#### ACTION ITEM
Looking at the records below, count how many lines contain the string "structured". Give that number alone.

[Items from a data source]
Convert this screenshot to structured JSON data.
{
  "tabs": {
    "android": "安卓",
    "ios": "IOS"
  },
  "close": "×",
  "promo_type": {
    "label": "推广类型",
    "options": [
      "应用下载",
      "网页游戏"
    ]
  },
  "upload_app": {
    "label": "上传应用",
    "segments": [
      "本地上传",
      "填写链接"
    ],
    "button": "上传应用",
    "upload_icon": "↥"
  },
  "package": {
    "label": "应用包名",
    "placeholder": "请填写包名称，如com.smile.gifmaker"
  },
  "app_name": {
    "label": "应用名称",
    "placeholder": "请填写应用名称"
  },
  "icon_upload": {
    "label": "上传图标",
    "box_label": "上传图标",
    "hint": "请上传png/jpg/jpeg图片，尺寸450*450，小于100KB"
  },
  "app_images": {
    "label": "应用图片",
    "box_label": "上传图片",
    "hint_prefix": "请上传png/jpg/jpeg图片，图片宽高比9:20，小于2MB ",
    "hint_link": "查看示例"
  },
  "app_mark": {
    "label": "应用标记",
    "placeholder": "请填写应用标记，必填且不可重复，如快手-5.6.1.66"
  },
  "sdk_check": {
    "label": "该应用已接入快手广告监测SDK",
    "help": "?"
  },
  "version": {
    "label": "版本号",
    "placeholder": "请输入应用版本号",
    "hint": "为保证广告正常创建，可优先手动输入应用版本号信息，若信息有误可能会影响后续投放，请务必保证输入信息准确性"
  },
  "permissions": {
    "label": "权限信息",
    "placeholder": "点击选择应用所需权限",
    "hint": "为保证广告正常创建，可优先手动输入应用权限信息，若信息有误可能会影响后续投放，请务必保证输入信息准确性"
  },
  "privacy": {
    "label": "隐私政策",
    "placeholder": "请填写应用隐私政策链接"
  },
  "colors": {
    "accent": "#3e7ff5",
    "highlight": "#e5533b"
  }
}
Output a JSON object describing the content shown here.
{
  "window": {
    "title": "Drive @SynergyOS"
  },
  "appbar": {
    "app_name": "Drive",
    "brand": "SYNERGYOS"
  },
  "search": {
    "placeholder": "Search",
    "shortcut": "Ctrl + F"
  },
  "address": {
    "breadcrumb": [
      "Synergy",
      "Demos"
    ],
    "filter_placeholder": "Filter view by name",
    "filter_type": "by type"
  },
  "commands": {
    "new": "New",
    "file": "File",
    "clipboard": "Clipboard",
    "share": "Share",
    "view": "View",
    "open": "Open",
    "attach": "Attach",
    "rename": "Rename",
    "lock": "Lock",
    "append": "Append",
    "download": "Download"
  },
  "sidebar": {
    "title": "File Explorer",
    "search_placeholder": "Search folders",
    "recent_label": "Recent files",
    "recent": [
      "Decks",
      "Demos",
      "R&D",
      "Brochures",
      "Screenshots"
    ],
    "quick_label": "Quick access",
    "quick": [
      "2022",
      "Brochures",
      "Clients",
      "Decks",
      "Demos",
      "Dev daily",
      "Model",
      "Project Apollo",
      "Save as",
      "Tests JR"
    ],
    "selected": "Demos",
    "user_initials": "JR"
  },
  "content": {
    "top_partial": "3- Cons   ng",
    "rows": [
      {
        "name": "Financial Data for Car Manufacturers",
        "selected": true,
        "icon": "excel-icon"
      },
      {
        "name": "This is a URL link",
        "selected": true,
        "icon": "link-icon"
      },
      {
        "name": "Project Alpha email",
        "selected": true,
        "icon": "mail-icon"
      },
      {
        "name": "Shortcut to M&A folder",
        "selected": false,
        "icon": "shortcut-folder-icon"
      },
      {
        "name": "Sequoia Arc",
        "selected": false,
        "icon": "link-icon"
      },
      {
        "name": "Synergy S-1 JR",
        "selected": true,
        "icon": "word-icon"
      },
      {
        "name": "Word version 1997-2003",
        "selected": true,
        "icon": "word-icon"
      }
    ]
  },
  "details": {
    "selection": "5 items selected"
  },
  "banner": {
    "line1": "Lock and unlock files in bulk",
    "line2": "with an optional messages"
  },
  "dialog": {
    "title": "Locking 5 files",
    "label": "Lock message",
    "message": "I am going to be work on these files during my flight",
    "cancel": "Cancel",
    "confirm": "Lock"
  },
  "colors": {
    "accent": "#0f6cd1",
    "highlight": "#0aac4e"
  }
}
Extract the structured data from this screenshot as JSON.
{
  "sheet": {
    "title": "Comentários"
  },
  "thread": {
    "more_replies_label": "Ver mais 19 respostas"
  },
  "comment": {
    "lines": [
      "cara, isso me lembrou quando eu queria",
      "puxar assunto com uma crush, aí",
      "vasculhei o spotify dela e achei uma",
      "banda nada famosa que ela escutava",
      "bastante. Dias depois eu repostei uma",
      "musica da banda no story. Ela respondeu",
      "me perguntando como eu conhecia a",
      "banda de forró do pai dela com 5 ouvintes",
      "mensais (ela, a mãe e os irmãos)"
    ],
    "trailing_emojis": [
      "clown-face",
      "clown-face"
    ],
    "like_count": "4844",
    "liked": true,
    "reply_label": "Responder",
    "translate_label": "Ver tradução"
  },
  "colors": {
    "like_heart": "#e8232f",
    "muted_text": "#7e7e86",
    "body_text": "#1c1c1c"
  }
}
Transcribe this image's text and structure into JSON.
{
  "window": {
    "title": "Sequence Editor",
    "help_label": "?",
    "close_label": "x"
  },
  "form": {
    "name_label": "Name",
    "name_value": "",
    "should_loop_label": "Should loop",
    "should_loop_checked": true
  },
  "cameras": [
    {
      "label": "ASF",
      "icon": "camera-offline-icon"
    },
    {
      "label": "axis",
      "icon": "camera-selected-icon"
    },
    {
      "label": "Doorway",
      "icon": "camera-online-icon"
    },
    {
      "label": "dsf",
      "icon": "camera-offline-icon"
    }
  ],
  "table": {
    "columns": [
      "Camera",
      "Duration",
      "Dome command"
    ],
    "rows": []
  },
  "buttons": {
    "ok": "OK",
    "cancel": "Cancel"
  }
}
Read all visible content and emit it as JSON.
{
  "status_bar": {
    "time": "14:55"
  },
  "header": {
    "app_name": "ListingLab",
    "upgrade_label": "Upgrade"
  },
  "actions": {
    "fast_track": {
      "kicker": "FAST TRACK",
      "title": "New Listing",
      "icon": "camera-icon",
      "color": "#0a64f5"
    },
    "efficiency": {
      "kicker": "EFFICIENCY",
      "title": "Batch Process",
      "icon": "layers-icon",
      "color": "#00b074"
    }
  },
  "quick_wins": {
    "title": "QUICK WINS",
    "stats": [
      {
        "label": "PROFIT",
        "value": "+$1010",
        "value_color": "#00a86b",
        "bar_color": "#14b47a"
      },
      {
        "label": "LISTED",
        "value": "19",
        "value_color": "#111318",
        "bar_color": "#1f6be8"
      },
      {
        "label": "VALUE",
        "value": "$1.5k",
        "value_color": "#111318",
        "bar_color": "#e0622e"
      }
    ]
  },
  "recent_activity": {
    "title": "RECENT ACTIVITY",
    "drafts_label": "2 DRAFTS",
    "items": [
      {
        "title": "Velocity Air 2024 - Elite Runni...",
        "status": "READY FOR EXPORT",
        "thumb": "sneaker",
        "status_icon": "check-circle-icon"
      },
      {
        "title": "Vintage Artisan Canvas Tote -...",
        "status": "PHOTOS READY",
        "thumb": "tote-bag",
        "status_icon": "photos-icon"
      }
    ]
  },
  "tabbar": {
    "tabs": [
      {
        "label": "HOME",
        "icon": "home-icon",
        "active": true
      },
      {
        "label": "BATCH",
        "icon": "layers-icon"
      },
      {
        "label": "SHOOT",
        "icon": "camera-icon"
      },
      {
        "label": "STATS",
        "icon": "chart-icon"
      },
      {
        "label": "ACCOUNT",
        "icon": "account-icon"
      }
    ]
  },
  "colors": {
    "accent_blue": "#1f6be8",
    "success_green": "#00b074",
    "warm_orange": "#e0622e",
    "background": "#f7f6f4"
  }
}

#### EXERCISE RESPONSE
2